  1. Show that the Hamiltonian $H={1\over 2\mu}[\vec{p}+{e\over c}\vec{A}(\vec{r},t)]^2-e\phi(\vec{r},t)$ yields the Lorentz force law for an electron. Note that the fields must be evaluated at the position of the electron. This means that the total time derivative of $\vec{A}$ must also account for the motion of the electron.

  2. Calculate the wavelengths of the three Zeeman lines in the $3d\rightarrow 2p$ transition in Hydrogen atoms in a $10^4$ gauss field.

  3. Show that the probability flux for system described by the Hamiltonian

    \begin{displaymath}H={1\over 2\mu}[\vec{p}+{e\over c}\vec{A}]^2\end{displaymath}

    is given by

    \begin{displaymath}\vec{j}={\hbar\over 2i\mu}[\psi^*\vec{\nabla}\psi-
(\vec{\nabla}\psi^*)\psi+{2ie\over \hbar c}\vec{A}\psi^*\psi].\end{displaymath}

    Remember the flux satisfies the equations ${\partial (\psi^*\psi)\over\partial t}+\vec{\nabla}\vec{j}=0$.

  4. Consider the problem of a charged particle in an external magnetic field $\vec{B}=(0,0,B)$ with the gauge chosen so that $\vec{A}=(-yB,0,0)$. What are the constants of the motion? Go as far as you can in solving the equations of motion and obtain the energy spectrum. Can you explain why the same problem in the gauges $\vec{A}=(-yB/2,xB/2,0)$ and $\vec{A}=(0,xB,0)$ can represent the same physical situation? Why do the solutions look so different?

  5. Calculate the top left $4\times 4$ corner of the matrix representation of $x^4$ for the harmonic oscillator. Use the energy eigenstates as the basis states.

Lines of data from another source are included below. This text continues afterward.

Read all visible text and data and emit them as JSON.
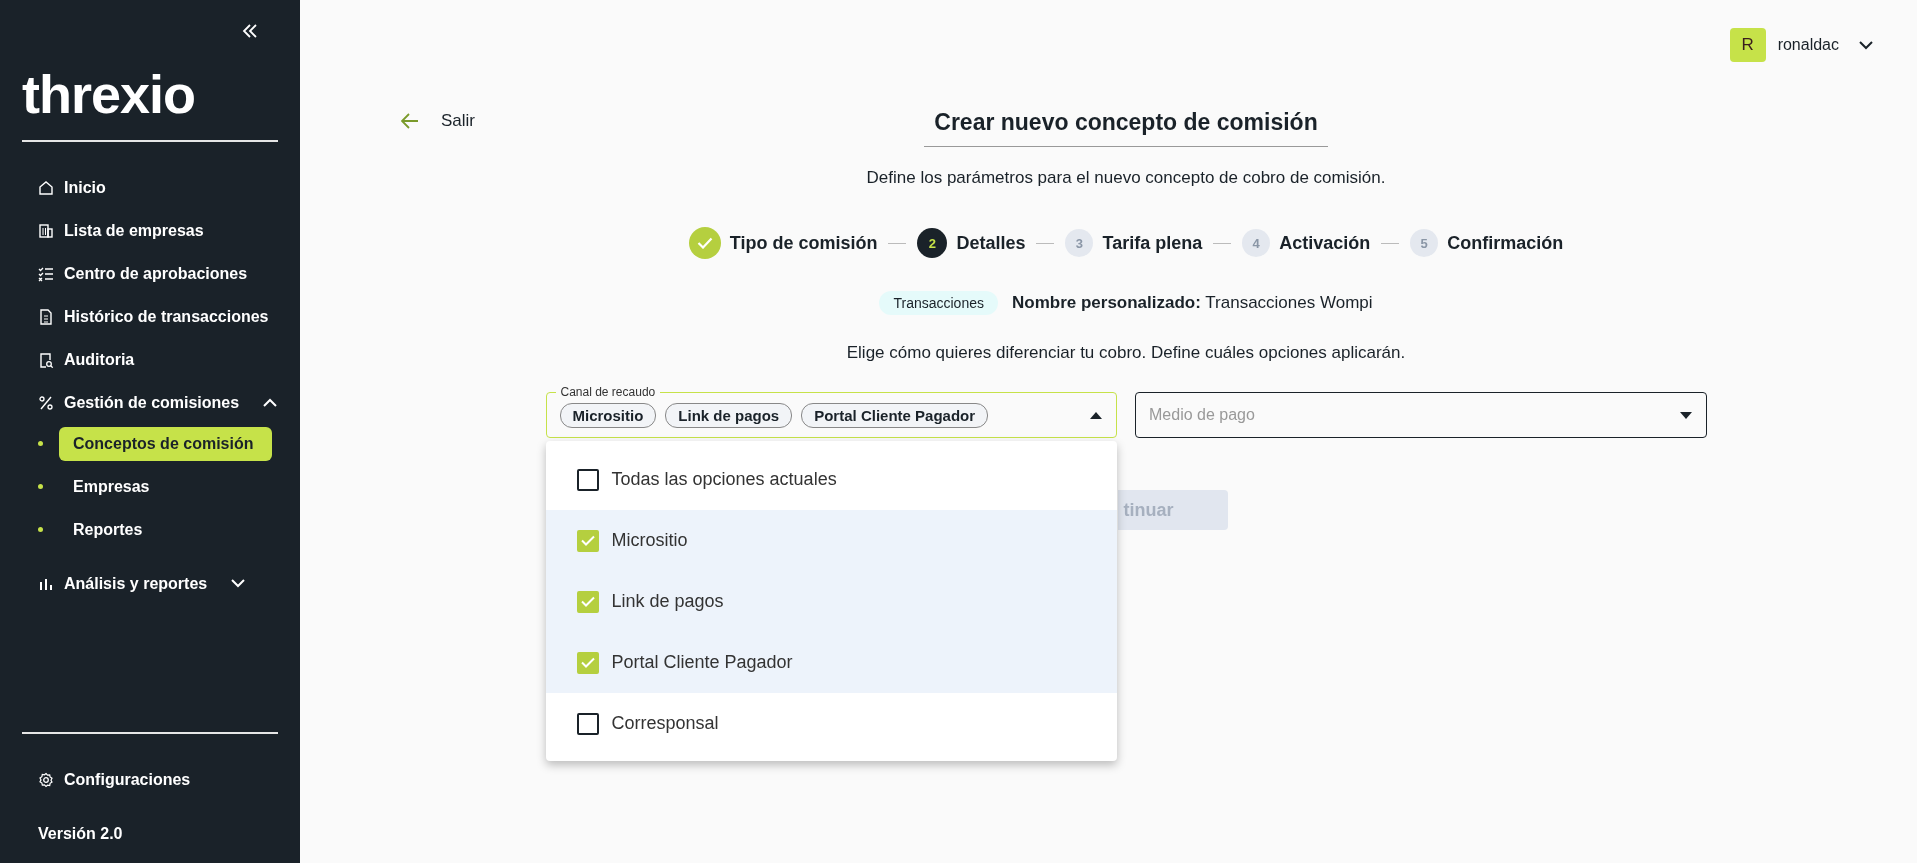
{
  "sidebar": {
    "logo": "threxio",
    "nav": [
      {
        "label": "Inicio"
      },
      {
        "label": "Lista de empresas"
      },
      {
        "label": "Centro de aprobaciones"
      },
      {
        "label": "Histórico de transacciones"
      },
      {
        "label": "Auditoria"
      },
      {
        "label": "Gestión de comisiones",
        "expanded": true,
        "children": [
          {
            "label": "Conceptos de comisión",
            "selected": true
          },
          {
            "label": "Empresas",
            "selected": false
          },
          {
            "label": "Reportes",
            "selected": false
          }
        ]
      },
      {
        "label": "Análisis y reportes",
        "expanded": false
      }
    ],
    "footer_item": "Configuraciones",
    "version": "Versión 2.0"
  },
  "user": {
    "initial": "R",
    "name": "ronaldac"
  },
  "back": "Salir",
  "title": "Crear nuevo concepto de comisión",
  "subtitle": "Define los parámetros para el nuevo concepto de cobro de comisión.",
  "steps": [
    {
      "label": "Tipo de comisión",
      "kind": "done"
    },
    {
      "number": "2",
      "label": "Detalles",
      "kind": "current"
    },
    {
      "number": "3",
      "label": "Tarifa plena",
      "kind": "pending"
    },
    {
      "number": "4",
      "label": "Activación",
      "kind": "pending"
    },
    {
      "number": "5",
      "label": "Confirmación",
      "kind": "pending"
    }
  ],
  "tag": "Transacciones",
  "custom_name": "**Nombre personalizado:** Transacciones Wompi",
  "instruction": "Elige cómo quieres diferenciar tu cobro. Define cuáles opciones aplicarán.",
  "fields": [
    {
      "label": "Canal de recaudo",
      "focused": true,
      "open": true,
      "chips": [
        "Micrositio",
        "Link de pagos",
        "Portal Cliente Pagador"
      ]
    },
    {
      "placeholder": "Medio de pago",
      "focused": false,
      "open": false
    }
  ],
  "menu": [
    {
      "label": "Todas las opciones actuales",
      "checked": false
    },
    {
      "label": "Micrositio",
      "checked": true
    },
    {
      "label": "Link de pagos",
      "checked": true
    },
    {
      "label": "Portal Cliente Pagador",
      "checked": true
    },
    {
      "label": "Corresponsal",
      "checked": false
    }
  ],
  "button": {
    "label": "tinuar",
    "disabled": true
  }
}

  6. The Hamiltonian for an electron in a electromagnetic field can be written as $H={1\over 2m}[\vec{p}+{e\over c}\vec{A}(\vec{r},t)]^2-e\phi(\vec{r},t)
+{e\hbar\over 2mc}\vec{\sigma}\cdot\vec{B(\vec{r},t)}$. Show that this can be written as the Pauli Hamiltonian

    \begin{displaymath}H={1\over 2m}\left(\vec{\sigma}\cdot[\vec{p}+{e\over c}\vec{A}(\vec{r},t)]\right)^2-e\phi(\vec{r},t).\end{displaymath}

Jim Branson 2013-04-22